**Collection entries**
★ ★ ★ ★ ★

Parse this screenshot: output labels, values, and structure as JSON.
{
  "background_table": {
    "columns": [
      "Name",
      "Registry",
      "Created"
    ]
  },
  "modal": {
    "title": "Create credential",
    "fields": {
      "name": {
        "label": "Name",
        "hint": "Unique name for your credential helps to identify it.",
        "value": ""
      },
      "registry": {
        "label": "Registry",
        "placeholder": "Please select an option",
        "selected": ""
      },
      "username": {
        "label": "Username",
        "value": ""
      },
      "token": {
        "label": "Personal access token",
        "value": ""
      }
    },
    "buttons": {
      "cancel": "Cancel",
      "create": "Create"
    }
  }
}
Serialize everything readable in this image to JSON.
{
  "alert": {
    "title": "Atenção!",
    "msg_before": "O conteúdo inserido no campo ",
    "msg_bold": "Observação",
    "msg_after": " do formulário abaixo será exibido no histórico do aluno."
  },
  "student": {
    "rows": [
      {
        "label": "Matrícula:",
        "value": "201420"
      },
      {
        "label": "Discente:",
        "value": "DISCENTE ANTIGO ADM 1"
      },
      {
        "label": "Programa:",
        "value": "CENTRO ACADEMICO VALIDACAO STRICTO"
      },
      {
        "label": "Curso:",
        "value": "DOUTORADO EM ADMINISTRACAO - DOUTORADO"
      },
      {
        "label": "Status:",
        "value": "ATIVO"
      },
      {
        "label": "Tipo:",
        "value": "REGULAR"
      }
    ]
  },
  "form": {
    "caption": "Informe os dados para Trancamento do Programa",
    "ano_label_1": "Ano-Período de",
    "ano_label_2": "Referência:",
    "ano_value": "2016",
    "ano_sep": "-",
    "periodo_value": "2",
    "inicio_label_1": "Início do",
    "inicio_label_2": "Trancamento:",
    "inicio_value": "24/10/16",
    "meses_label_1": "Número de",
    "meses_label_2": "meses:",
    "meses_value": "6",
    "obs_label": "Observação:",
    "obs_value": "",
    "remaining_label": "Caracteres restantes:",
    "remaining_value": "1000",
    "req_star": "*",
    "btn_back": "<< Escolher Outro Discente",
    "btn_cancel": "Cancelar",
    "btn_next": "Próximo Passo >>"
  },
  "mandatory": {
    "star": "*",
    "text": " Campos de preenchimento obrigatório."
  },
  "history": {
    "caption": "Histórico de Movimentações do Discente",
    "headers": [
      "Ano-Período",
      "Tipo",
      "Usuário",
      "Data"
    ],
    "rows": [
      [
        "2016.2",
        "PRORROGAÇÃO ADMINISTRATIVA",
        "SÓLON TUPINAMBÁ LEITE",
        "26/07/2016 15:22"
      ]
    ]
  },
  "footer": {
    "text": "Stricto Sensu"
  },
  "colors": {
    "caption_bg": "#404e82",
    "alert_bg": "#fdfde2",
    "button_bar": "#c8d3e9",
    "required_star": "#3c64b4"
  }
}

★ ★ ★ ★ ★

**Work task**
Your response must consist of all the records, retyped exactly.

**Expected answer**
Parse this screenshot: output labels, values, and structure as JSON.
{
  "background_table": {
    "columns": [
      "Name",
      "Registry",
      "Created"
    ]
  },
  "modal": {
    "title": "Create credential",
    "fields": {
      "name": {
        "label": "Name",
        "hint": "Unique name for your credential helps to identify it.",
        "value": ""
      },
      "registry": {
        "label": "Registry",
        "placeholder": "Please select an option",
        "selected": ""
      },
      "username": {
        "label": "Username",
        "value": ""
      },
      "token": {
        "label": "Personal access token",
        "value": ""
      }
    },
    "buttons": {
      "cancel": "Cancel",
      "create": "Create"
    }
  }
}
Serialize everything readable in this image to JSON.
{
  "alert": {
    "title": "Atenção!",
    "msg_before": "O conteúdo inserido no campo ",
    "msg_bold": "Observação",
    "msg_after": " do formulário abaixo será exibido no histórico do aluno."
  },
  "student": {
    "rows": [
      {
        "label": "Matrícula:",
        "value": "201420"
      },
      {
        "label": "Discente:",
        "value": "DISCENTE ANTIGO ADM 1"
      },
      {
        "label": "Programa:",
        "value": "CENTRO ACADEMICO VALIDACAO STRICTO"
      },
      {
        "label": "Curso:",
        "value": "DOUTORADO EM ADMINISTRACAO - DOUTORADO"
      },
      {
        "label": "Status:",
        "value": "ATIVO"
      },
      {
        "label": "Tipo:",
        "value": "REGULAR"
      }
    ]
  },
  "form": {
    "caption": "Informe os dados para Trancamento do Programa",
    "ano_label_1": "Ano-Período de",
    "ano_label_2": "Referência:",
    "ano_value": "2016",
    "ano_sep": "-",
    "periodo_value": "2",
    "inicio_label_1": "Início do",
    "inicio_label_2": "Trancamento:",
    "inicio_value": "24/10/16",
    "meses_label_1": "Número de",
    "meses_label_2": "meses:",
    "meses_value": "6",
    "obs_label": "Observação:",
    "obs_value": "",
    "remaining_label": "Caracteres restantes:",
    "remaining_value": "1000",
    "req_star": "*",
    "btn_back": "<< Escolher Outro Discente",
    "btn_cancel": "Cancelar",
    "btn_next": "Próximo Passo >>"
  },
  "mandatory": {
    "star": "*",
    "text": " Campos de preenchimento obrigatório."
  },
  "history": {
    "caption": "Histórico de Movimentações do Discente",
    "headers": [
      "Ano-Período",
      "Tipo",
      "Usuário",
      "Data"
    ],
    "rows": [
      [
        "2016.2",
        "PRORROGAÇÃO ADMINISTRATIVA",
        "SÓLON TUPINAMBÁ LEITE",
        "26/07/2016 15:22"
      ]
    ]
  },
  "footer": {
    "text": "Stricto Sensu"
  },
  "colors": {
    "caption_bg": "#404e82",
    "alert_bg": "#fdfde2",
    "button_bar": "#c8d3e9",
    "required_star": "#3c64b4"
  }
}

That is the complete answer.